Excerpts from a dataset:
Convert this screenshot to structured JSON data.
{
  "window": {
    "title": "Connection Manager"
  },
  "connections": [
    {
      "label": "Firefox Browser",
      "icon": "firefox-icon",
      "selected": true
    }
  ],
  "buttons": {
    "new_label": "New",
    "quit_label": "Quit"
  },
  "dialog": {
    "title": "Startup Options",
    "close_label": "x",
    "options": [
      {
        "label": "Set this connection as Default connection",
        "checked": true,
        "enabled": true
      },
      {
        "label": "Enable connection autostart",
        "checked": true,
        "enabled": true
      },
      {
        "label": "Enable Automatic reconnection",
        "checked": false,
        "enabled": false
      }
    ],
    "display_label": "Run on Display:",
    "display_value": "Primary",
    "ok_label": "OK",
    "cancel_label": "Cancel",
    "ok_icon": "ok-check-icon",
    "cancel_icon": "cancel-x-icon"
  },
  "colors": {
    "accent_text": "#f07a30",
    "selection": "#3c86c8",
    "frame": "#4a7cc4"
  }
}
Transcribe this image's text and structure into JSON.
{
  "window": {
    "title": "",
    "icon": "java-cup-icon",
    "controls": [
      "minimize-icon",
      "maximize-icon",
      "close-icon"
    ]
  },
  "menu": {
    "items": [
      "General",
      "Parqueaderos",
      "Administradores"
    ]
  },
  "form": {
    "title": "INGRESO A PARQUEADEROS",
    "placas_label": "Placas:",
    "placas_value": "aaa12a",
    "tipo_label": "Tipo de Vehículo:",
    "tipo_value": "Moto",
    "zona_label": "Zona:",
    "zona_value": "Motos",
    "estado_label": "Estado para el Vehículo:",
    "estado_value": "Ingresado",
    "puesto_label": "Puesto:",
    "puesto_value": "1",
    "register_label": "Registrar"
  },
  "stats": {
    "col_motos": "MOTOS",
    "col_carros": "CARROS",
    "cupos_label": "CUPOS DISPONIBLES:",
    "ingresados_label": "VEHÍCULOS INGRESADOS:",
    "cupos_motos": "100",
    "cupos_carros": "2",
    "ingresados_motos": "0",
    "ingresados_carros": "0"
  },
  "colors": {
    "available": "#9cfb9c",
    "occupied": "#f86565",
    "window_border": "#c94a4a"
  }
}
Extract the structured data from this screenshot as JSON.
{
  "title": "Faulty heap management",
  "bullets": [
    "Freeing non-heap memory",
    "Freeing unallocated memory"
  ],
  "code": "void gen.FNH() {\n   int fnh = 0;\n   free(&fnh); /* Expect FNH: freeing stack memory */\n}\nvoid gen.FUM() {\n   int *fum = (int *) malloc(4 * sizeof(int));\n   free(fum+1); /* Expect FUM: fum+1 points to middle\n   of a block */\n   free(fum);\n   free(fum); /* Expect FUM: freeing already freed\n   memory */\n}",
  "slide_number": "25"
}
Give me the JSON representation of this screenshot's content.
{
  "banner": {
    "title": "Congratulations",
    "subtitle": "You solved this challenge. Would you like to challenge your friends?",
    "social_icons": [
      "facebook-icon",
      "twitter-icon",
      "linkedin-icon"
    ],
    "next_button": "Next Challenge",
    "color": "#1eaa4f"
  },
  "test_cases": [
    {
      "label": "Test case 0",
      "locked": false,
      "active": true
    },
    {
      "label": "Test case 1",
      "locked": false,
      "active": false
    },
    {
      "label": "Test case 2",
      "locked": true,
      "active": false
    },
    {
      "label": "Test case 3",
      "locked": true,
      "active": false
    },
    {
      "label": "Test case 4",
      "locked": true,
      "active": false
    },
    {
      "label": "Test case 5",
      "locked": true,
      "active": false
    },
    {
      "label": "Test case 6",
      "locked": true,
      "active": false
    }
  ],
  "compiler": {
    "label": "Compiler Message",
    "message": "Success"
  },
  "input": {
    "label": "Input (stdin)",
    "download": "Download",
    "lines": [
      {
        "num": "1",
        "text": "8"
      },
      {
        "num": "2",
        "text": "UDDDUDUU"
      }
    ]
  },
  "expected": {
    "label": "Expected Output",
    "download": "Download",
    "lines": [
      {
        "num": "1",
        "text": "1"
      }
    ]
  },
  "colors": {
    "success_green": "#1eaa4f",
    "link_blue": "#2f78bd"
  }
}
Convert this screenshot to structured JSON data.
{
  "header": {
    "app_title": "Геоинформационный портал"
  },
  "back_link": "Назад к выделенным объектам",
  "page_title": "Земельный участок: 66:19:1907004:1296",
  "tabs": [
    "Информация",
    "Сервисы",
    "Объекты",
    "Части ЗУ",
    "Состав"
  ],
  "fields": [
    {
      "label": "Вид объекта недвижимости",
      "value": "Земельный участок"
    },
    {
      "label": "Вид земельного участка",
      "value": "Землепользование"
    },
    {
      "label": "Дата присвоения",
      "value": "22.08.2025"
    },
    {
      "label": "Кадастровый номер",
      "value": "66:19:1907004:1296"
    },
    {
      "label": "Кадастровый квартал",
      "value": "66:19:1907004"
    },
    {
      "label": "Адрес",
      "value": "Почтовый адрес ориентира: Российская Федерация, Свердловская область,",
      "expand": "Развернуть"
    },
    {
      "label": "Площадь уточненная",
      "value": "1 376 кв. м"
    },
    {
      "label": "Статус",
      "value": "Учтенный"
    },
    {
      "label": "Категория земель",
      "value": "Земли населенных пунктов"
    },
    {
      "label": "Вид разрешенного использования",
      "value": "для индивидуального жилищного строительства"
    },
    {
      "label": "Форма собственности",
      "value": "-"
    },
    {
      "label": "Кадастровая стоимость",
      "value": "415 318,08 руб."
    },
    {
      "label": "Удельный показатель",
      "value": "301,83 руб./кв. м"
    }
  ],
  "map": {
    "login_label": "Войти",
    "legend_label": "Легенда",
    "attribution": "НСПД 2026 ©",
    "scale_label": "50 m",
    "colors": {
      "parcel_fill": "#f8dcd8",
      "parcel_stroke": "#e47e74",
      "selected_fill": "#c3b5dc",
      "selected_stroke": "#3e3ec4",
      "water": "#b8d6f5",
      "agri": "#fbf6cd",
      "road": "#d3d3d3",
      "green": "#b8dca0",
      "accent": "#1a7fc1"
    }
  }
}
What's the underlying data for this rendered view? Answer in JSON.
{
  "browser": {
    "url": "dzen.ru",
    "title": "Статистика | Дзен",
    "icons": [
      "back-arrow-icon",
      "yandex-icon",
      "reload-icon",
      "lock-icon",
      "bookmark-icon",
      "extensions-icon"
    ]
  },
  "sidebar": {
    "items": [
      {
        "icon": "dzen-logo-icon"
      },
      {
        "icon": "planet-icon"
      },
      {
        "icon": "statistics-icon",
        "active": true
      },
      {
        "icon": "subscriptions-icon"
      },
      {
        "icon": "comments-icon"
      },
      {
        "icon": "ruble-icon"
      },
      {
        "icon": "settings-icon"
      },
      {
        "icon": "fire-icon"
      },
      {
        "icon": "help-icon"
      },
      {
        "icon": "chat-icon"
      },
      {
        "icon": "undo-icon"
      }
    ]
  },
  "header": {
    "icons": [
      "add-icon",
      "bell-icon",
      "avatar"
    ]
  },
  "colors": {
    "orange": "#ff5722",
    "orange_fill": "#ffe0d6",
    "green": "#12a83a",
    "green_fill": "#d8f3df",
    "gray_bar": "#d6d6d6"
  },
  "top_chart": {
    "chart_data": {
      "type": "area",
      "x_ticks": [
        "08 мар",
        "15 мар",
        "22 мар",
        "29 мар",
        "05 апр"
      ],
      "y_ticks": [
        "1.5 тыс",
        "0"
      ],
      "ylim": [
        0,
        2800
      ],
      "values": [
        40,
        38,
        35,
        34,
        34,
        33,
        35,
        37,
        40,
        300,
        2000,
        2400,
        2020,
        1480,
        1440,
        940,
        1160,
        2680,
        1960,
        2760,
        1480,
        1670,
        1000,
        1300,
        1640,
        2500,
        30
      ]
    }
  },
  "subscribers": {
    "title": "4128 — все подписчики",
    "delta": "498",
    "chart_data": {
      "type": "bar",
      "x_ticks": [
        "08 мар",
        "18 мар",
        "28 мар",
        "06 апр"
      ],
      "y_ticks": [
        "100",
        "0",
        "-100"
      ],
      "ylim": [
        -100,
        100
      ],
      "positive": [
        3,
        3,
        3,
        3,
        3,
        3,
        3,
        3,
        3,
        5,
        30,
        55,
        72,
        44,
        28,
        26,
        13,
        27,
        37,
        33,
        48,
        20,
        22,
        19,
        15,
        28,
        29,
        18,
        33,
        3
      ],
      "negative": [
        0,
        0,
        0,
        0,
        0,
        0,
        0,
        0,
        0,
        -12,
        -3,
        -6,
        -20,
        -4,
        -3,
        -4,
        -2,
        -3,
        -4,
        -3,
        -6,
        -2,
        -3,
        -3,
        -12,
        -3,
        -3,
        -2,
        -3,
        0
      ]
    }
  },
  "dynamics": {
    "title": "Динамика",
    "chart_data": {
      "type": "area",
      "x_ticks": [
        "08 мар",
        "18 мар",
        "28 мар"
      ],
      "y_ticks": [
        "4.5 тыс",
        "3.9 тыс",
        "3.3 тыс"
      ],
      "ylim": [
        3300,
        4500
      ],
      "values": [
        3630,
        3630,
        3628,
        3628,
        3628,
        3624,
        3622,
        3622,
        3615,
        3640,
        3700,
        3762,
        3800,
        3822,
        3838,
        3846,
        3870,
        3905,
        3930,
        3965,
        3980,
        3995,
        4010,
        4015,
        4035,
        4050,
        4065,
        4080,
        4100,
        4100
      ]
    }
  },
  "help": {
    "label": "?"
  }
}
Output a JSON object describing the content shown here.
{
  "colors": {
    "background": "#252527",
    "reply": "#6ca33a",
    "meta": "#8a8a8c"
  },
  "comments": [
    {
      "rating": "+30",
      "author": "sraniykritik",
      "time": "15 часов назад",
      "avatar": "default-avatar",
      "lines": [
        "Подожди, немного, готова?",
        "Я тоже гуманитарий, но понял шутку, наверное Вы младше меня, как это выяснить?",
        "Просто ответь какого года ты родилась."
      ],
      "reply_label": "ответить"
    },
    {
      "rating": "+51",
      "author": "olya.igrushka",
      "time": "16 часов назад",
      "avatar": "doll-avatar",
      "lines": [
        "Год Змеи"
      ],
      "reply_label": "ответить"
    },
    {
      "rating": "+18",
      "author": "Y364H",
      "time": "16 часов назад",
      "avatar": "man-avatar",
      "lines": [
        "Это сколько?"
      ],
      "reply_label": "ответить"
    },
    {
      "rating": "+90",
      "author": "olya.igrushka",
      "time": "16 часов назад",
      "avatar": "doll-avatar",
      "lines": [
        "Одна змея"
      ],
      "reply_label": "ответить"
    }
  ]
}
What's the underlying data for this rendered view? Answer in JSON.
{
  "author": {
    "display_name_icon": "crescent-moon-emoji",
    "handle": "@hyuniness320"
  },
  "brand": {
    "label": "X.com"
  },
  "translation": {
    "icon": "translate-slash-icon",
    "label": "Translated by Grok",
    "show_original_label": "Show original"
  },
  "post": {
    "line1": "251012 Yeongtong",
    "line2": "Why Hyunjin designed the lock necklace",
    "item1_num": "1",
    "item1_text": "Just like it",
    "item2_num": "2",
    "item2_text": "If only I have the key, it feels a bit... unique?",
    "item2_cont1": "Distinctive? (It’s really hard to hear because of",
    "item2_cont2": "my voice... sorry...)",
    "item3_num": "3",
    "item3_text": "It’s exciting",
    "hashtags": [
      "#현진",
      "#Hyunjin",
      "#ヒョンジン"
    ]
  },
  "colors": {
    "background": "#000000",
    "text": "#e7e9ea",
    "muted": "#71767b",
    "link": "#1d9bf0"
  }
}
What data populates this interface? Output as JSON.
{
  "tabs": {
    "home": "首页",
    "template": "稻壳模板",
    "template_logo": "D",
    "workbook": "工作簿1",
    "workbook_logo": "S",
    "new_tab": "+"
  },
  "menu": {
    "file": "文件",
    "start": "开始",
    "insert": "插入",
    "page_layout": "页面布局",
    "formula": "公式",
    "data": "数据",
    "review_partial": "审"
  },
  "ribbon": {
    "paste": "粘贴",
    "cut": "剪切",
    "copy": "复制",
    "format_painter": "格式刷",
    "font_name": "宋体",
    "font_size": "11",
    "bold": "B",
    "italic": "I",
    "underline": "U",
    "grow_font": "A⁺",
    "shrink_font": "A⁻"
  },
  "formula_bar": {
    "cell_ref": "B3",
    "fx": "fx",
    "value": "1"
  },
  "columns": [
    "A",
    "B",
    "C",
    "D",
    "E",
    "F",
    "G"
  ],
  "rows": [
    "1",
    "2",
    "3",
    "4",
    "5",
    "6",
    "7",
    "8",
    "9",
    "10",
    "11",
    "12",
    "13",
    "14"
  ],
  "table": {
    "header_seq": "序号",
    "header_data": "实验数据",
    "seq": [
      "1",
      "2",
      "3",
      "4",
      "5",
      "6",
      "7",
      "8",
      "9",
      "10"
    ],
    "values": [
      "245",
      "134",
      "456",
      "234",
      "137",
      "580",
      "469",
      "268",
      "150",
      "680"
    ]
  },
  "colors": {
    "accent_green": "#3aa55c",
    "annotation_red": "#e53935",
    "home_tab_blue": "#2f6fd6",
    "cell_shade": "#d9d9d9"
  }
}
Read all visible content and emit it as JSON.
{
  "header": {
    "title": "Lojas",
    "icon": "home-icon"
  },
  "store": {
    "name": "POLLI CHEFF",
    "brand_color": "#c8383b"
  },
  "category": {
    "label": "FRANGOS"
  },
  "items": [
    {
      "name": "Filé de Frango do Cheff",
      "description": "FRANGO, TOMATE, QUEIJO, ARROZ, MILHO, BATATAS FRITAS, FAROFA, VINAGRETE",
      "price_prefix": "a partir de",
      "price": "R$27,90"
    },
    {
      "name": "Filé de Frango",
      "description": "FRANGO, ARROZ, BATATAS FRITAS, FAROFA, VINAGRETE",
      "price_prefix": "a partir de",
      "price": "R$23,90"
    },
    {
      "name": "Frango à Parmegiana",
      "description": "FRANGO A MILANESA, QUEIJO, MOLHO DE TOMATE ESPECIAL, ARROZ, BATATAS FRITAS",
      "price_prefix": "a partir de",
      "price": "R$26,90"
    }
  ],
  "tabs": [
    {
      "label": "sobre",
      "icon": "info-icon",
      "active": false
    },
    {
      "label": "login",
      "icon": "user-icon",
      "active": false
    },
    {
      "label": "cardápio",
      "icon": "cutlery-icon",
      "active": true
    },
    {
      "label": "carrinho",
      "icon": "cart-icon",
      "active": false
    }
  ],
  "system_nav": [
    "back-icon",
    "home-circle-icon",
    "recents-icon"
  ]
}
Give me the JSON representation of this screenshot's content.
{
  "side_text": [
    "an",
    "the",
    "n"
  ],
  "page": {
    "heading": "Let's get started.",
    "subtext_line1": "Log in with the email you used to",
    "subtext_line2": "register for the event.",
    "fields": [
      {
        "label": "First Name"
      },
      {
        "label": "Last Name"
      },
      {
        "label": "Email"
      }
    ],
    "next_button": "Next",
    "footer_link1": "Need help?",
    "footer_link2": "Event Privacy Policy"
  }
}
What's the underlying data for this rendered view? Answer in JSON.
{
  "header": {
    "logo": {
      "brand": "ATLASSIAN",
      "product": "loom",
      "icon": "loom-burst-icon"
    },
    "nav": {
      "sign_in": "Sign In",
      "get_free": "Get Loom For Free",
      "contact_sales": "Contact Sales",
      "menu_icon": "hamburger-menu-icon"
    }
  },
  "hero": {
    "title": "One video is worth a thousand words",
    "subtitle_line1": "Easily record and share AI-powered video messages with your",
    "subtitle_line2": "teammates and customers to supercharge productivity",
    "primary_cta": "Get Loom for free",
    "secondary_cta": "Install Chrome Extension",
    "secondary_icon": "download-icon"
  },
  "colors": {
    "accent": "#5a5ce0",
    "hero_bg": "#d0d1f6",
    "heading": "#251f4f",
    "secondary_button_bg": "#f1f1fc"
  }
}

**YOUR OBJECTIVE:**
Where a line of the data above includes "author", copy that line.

**OUTPUT:**
      "author": "sraniykritik",
      "author": "olya.igrushka",
      "author": "Y364H",
      "author": "olya.igrushka",
  "author": {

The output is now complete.